You thought your kids would love everything. They devoured everything in sight as a baby, so excited to try out the latest delectable delight. Now that they’re a bit older, you may have entered the “kid phase” of dining. Your plate of grilled chicken and broccoli no longer looks appealing. Instead, you live in an era that centers around the children’s favorites and nothing else, usually a rotating menu of chicken nuggets, hot dogs and pizza with the request for maybe fruit and crackers.
Don’t despair. It’s pretty standard, albeit quite frustrating. In a Harvard Health Blog, pediatrician Claire McCarthy discusses the common practice of kids rebelling against their eating habits. She notes that it’s a matter of independence for some, asserting themselves in one of the few avenues they have. For others, it’s a matter of developing tastes or sensory comfort. So, what can you do? The following are some tips of advice for parents of picky eaters.
1. Reduce Snacks Between Meals
Some kids may not feel as hungry at mealtimes if they’ve filled up with snacks and drinks throughout the day. This decreased hunger makes dinner less appealing and necessary, leading them to eat less or ask for something else. In other words, if they’re truly hungry, they might snack on that bit of steak or broccoli before asking for cheese sticks.
Remember that nutrition by age varies, so understand what works best for your kiddos, sneaking in selections that fill in those needs. Keep to a schedule, thinking about how much they eat. Give a snack time, but remind older kids of 7 to 9 that they need to wait for dinner.
2. Don’t Fight at the Table
There was a period when parents felt they should have a standoff at the table. Common on. Did you have a parent hover over you and tell you to finish that plate? Those words may still resonate with you today: Eat it, or you have to go to your room. This tactic probably didn’t make you love the meal at all. Perhaps you ate it begrudgingly, but it didn’t change your tastebuds or desires. Instead, it may have left a bitter taste in your mouth.
So, counter this approach with one of enjoyment and cheer. When you have a meal, sit down together, making it a pleasant experience. Put the food on the plate, and begin a conversation about the day. Make the kids laugh and get them to feel the table is a comfortable social spot. In time, they may take a bite without even realizing it, captivated by the stories and smiles.
3. Try One New Delight at a Time
Don’t overwhelm children with a plate that isn’t familiar. Create a balance between what you want them to eat and what they want. Are meatballs a current phase? Go with it. Consider picking one new side next to it, like a piece of fruit or veggie. Encourage them to take a bite or two and see what it’s like. The first couple of times could be a bust. Some kids may need up to 10 times to adjust to the flavor or texture.

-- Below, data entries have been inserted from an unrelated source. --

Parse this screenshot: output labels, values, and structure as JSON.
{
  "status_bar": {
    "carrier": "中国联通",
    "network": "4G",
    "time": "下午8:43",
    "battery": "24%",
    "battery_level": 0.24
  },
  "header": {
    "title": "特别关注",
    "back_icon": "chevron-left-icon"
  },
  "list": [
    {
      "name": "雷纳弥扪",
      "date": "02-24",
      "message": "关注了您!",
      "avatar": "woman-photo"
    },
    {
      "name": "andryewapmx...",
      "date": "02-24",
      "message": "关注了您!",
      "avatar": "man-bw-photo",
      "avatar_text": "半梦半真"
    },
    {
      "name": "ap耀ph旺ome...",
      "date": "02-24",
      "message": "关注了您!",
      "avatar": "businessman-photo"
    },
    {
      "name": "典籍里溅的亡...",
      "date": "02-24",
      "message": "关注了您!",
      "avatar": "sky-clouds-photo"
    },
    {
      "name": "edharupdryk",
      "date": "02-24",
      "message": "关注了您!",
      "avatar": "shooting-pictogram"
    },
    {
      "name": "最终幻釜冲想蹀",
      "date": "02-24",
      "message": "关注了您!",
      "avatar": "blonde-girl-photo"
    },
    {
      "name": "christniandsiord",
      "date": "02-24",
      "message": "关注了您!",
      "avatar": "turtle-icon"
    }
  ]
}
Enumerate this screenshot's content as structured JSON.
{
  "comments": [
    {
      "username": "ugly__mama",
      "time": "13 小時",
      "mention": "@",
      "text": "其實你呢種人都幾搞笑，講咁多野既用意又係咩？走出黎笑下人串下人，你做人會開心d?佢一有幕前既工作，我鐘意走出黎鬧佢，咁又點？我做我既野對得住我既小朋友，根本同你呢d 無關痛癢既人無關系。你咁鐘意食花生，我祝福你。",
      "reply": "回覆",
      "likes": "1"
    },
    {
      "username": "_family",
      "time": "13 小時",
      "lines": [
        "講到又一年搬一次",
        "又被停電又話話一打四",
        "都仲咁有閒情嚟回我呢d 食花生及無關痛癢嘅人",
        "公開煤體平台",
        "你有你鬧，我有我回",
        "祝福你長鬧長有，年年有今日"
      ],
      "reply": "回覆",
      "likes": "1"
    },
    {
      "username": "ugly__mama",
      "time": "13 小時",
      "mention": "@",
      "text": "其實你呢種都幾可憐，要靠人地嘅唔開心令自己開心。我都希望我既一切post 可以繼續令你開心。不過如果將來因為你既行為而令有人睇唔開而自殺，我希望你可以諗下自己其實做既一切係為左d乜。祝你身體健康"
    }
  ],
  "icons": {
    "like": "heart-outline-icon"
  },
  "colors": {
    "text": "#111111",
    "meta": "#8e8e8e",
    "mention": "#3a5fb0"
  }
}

What does that mean for you? Have some patience!
4. Get Them in the Kitchen
The standoff may happen because kids want to assert themselves. The food needs to become their choice. You may swing their vote to your side by giving them time in the kitchen and letting them play with food. Find some children’s cookbooks. Let them look through it and pick something out. They may find it fun to experiment and learn about the different selections. When it hits the table, it’s their meal and their time to enjoy an accomplishment.
Rest assured, you are not the only parent tired of heating the same three foods throughout the week. Kids may fight you on your choices. It’s normal. You can take steps, though, to turn them to your side. Go slow, and be positive, making dinner time enjoyable.